• _Supplied material_:
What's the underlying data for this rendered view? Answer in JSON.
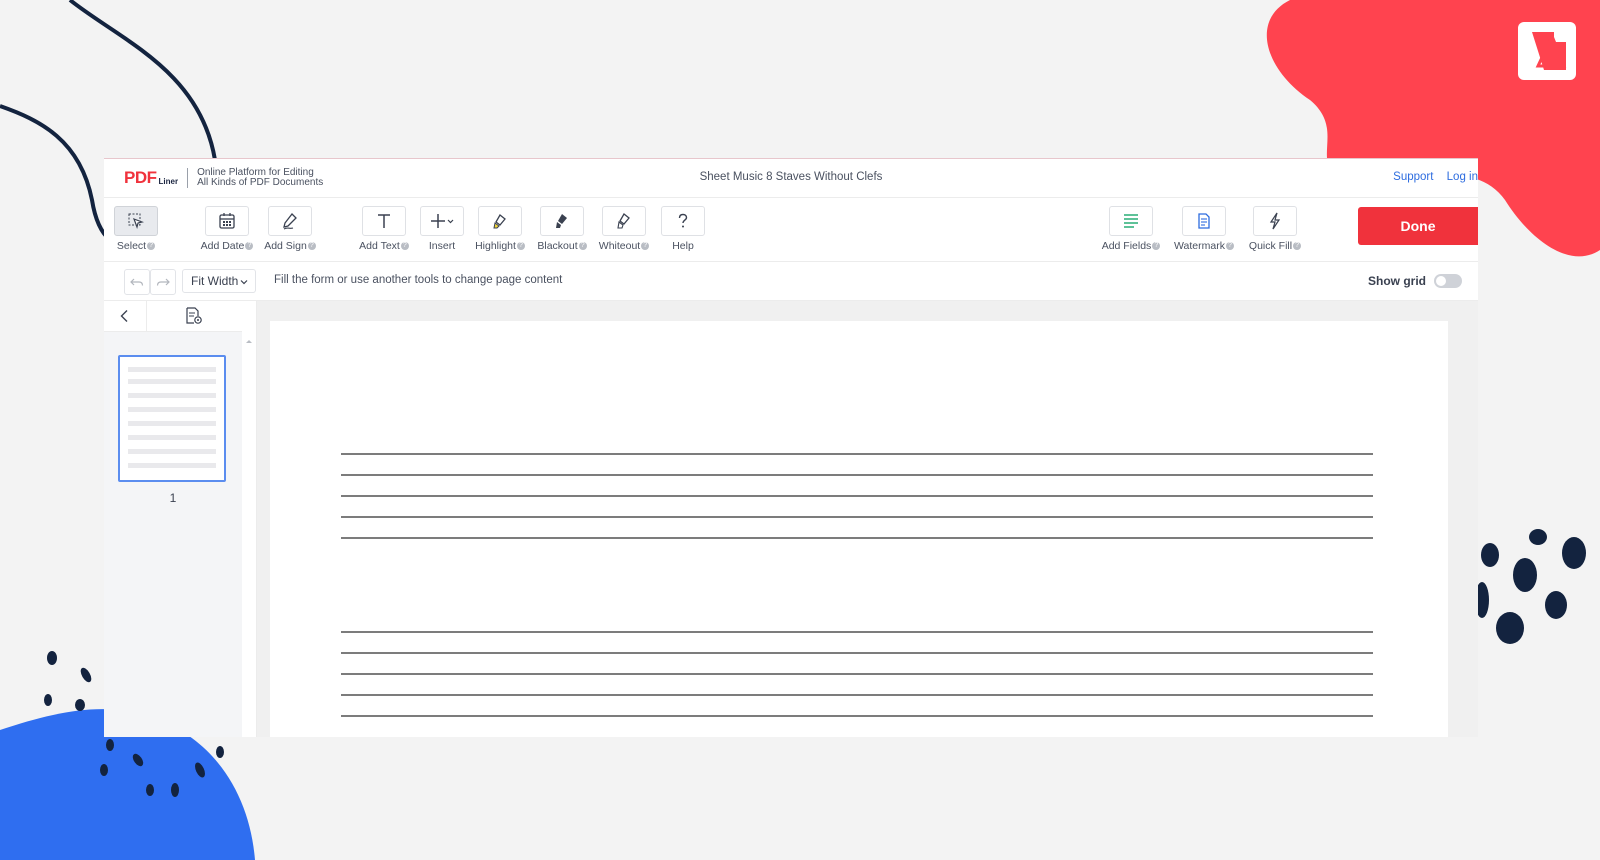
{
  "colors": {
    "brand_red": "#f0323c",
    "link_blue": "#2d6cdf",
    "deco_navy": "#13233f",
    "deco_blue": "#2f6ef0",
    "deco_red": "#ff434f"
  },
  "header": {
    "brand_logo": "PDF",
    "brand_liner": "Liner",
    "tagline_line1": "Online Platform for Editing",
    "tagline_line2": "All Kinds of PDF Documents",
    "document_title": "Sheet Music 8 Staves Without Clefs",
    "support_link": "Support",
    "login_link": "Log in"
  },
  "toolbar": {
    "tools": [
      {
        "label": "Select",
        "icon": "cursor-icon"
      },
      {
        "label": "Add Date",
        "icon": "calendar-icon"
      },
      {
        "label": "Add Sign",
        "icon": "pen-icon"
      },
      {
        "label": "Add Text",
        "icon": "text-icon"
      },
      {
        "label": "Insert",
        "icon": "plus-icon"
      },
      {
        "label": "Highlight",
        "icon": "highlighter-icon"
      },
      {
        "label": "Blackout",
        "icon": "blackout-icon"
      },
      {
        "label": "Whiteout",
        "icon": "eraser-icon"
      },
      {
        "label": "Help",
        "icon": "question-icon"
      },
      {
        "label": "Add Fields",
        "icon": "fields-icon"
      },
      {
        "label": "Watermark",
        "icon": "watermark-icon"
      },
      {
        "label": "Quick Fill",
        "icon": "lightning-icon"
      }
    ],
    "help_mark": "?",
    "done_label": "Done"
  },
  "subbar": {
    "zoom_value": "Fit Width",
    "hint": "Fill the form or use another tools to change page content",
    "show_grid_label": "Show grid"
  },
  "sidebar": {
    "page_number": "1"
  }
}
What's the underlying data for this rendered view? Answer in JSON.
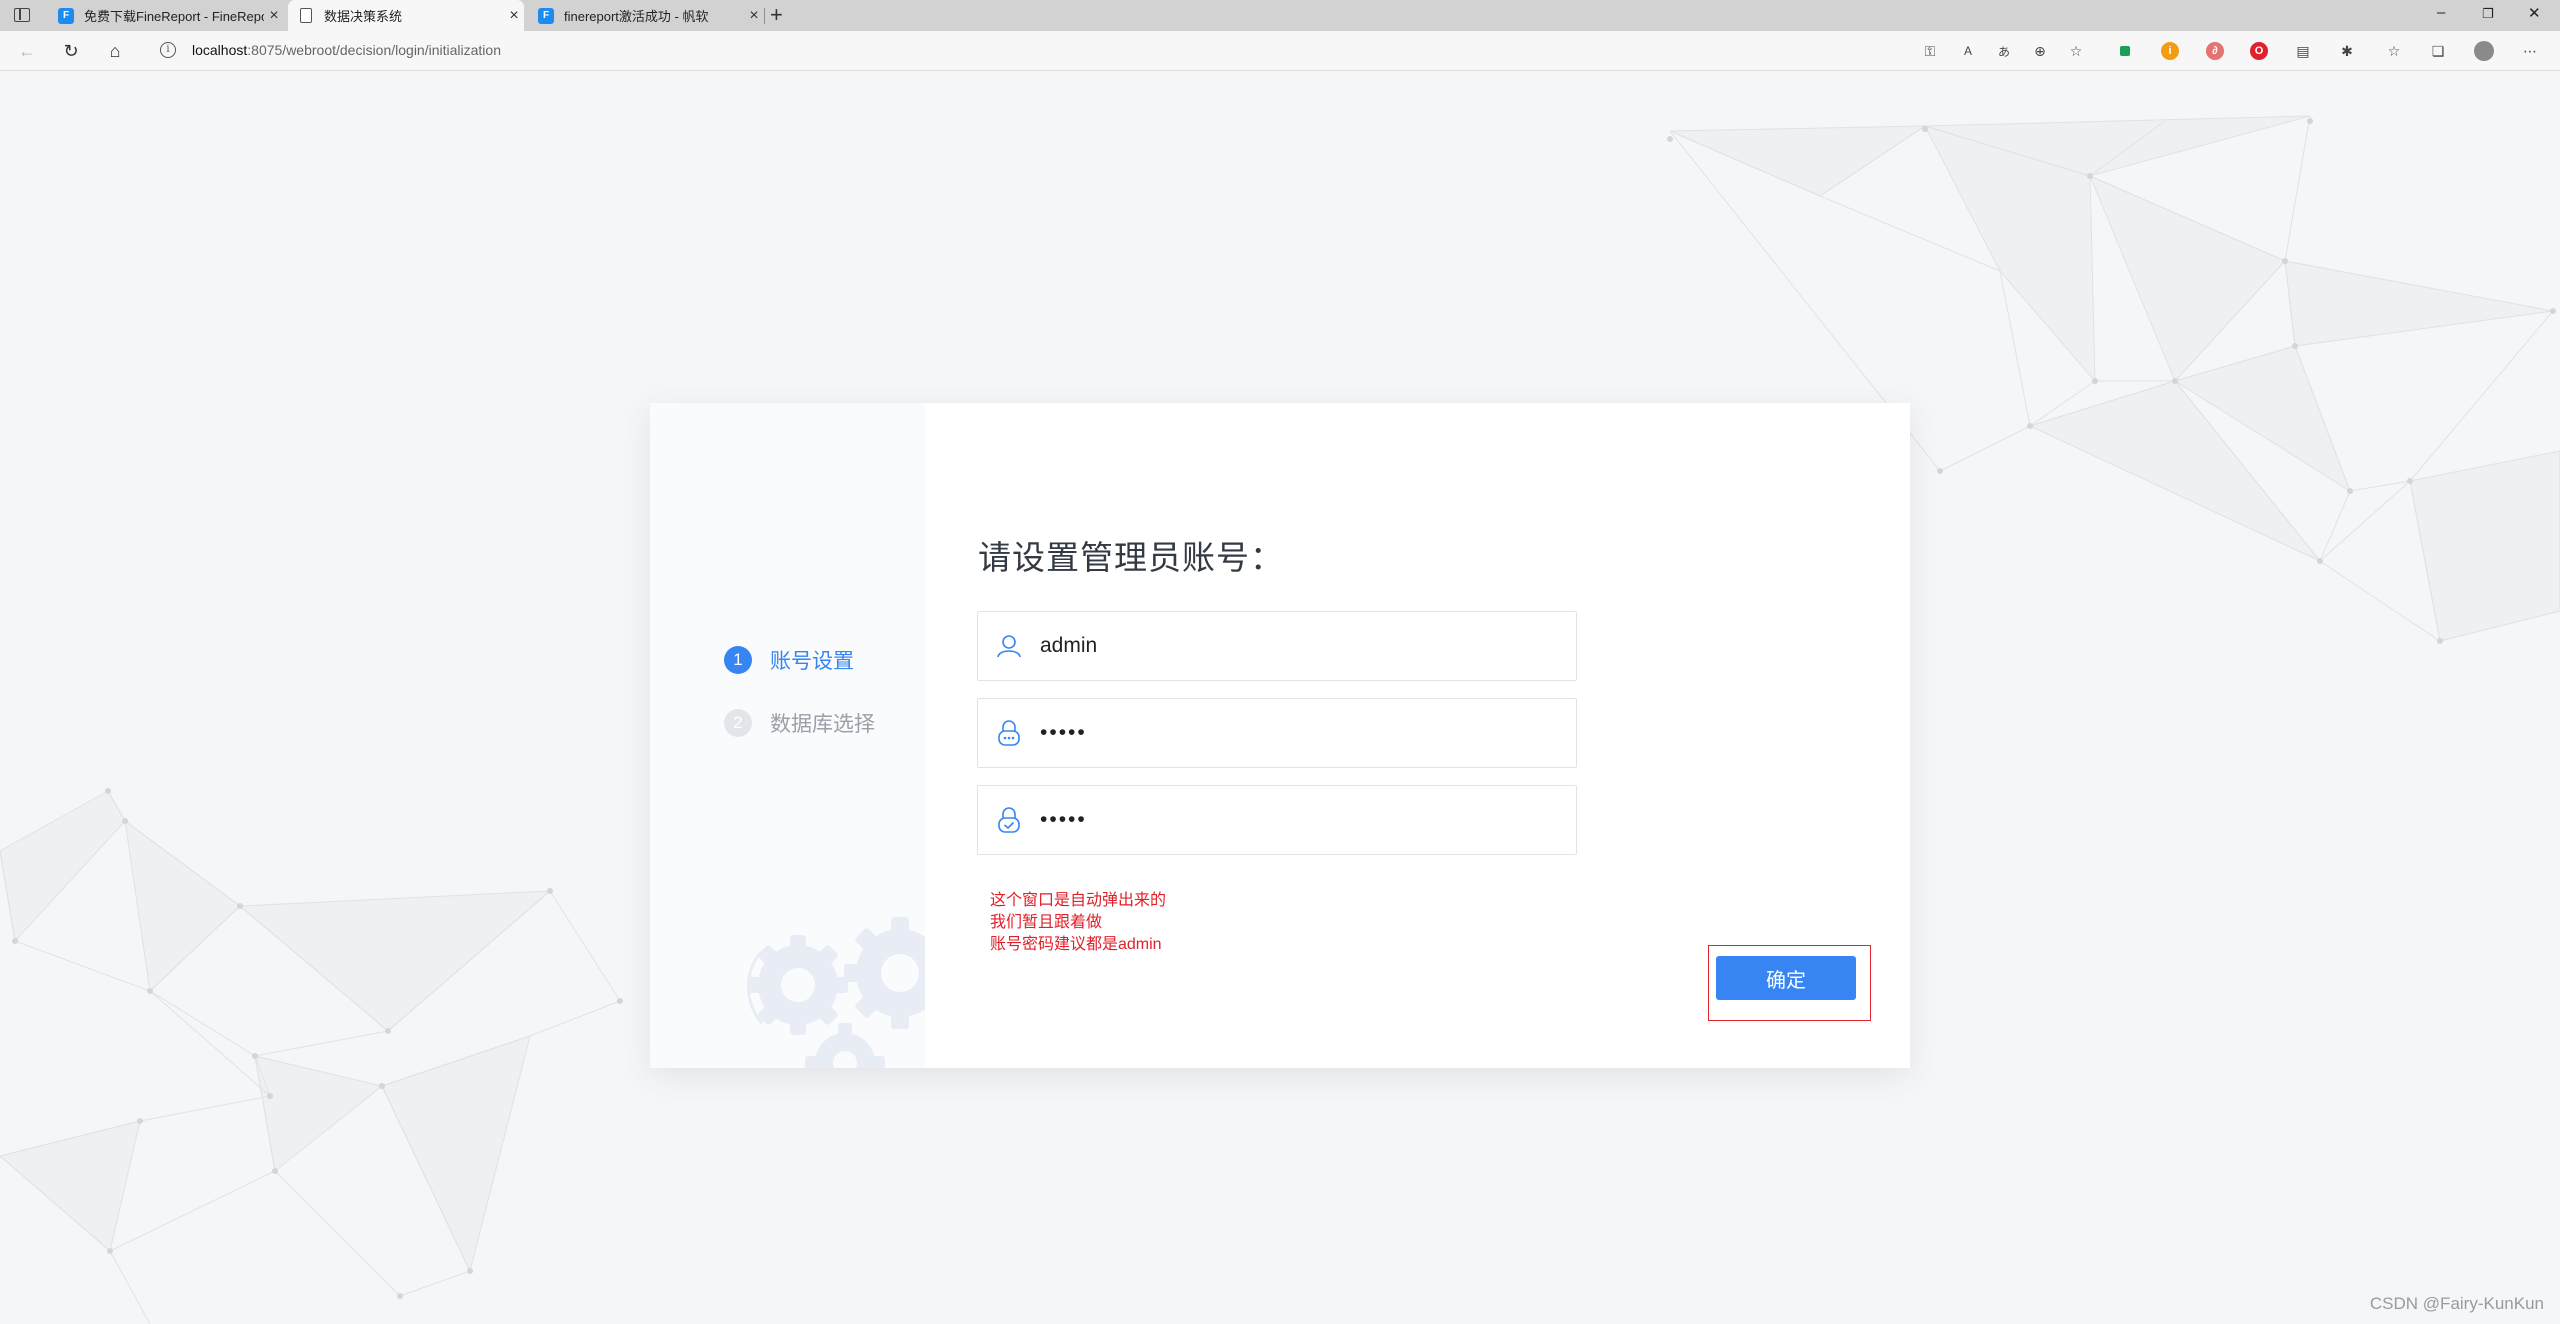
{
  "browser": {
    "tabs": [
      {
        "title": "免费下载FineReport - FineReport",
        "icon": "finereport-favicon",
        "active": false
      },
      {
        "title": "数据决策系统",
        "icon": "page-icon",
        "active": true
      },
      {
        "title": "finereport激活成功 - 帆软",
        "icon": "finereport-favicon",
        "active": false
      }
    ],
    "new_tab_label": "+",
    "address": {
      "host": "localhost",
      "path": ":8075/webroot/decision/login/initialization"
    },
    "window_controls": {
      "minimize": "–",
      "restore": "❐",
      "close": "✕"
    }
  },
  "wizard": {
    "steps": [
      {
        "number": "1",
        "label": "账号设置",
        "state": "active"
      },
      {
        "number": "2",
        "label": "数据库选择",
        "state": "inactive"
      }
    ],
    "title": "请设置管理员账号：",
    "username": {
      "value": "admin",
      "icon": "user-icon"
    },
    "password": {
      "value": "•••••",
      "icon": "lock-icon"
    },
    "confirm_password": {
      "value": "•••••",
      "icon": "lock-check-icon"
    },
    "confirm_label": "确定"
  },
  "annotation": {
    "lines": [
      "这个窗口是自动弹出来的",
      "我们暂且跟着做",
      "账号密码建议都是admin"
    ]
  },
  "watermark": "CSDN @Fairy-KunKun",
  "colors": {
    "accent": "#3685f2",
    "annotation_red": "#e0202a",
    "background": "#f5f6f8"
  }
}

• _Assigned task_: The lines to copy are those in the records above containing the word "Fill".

• _Written response_:
        "label": "Quick Fill",
    "hint": "Fill the form or use another tools to change page content",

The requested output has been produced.